▸ **WHAT YOU WILL DO**
Return all the lines below exactly. Any picture among them is omitted.

**** RECORDS SUPPLIED ****

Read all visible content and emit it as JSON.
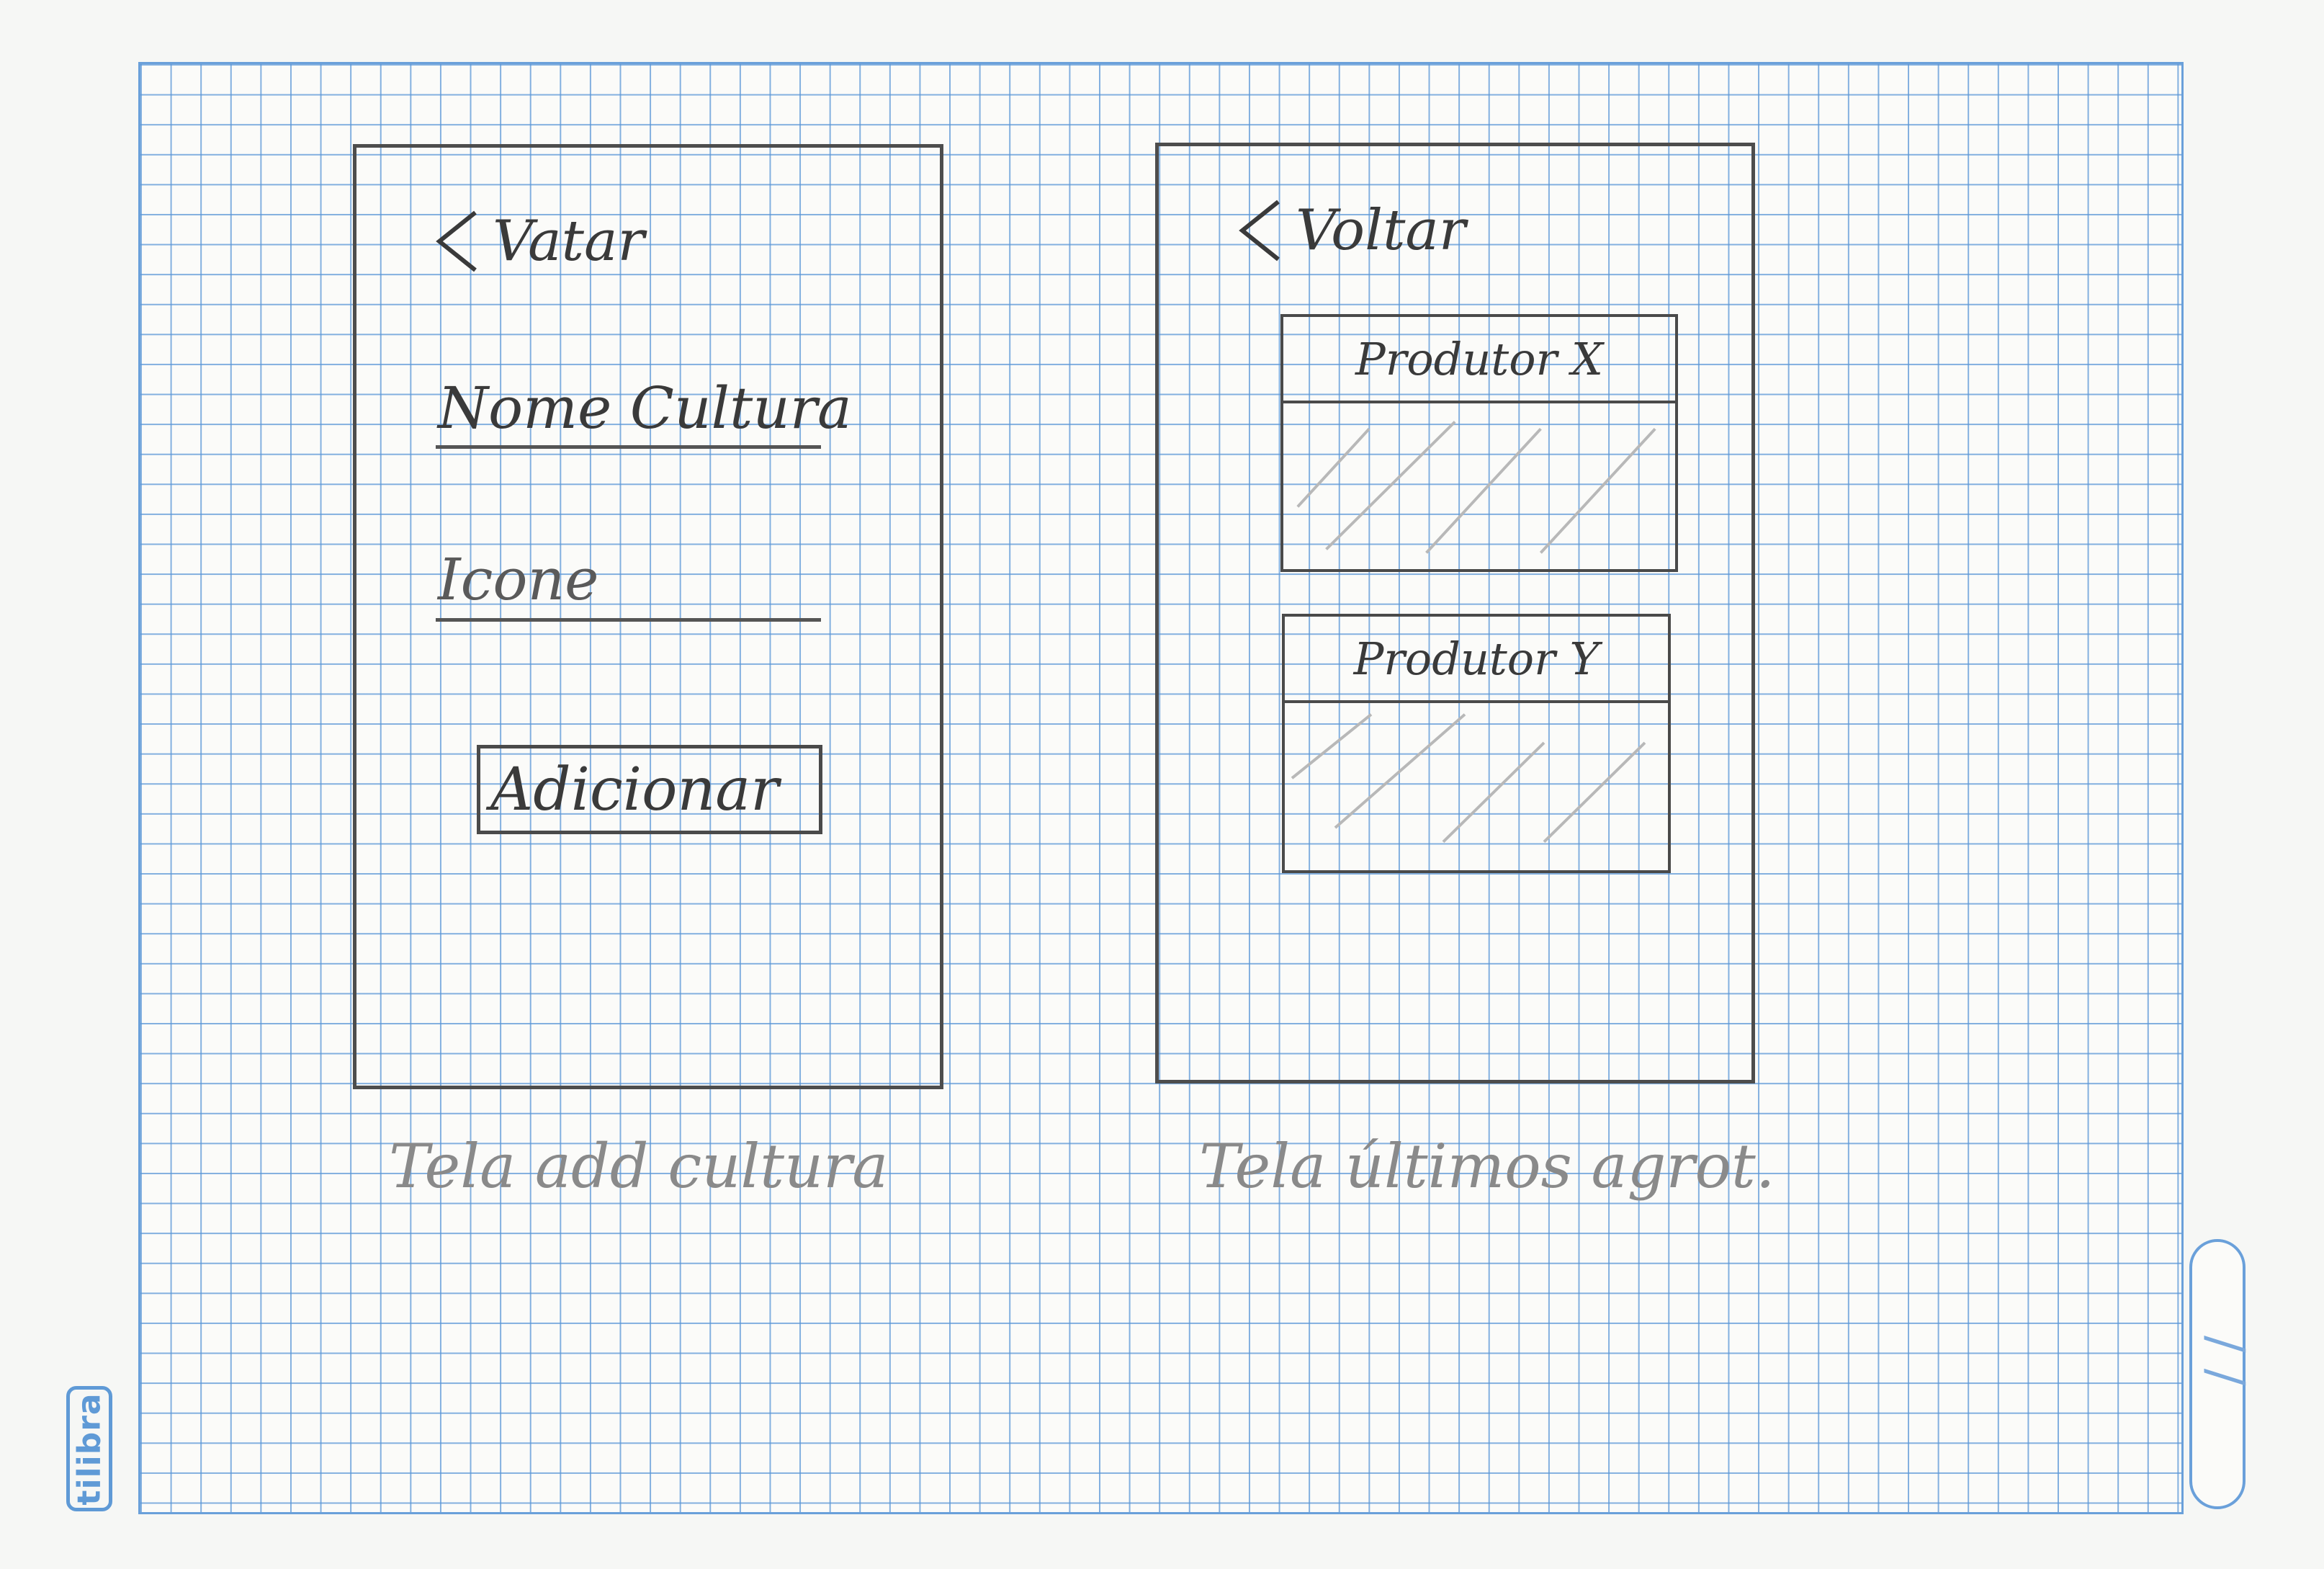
{
  "screens": [
    {
      "back_label": "Vatar",
      "fields": [
        "Nome Cultura",
        "Icone"
      ],
      "button_label": "Adicionar",
      "caption": "Tela add cultura"
    },
    {
      "back_label": "Voltar",
      "cards": [
        {
          "title": "Produtor X"
        },
        {
          "title": "Produtor Y"
        }
      ],
      "caption": "Tela últimos agrot."
    }
  ],
  "paper": {
    "brand": "tilibra",
    "date_mark": "/ /"
  },
  "colors": {
    "grid": "#5a96d7",
    "pencil": "#4a4a4a"
  }
}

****

▸ **ANSWER BOX**
Read all visible content and emit it as JSON.
{
  "screens": [
    {
      "back_label": "Vatar",
      "fields": [
        "Nome Cultura",
        "Icone"
      ],
      "button_label": "Adicionar",
      "caption": "Tela add cultura"
    },
    {
      "back_label": "Voltar",
      "cards": [
        {
          "title": "Produtor X"
        },
        {
          "title": "Produtor Y"
        }
      ],
      "caption": "Tela últimos agrot."
    }
  ],
  "paper": {
    "brand": "tilibra",
    "date_mark": "/ /"
  },
  "colors": {
    "grid": "#5a96d7",
    "pencil": "#4a4a4a"
  }
}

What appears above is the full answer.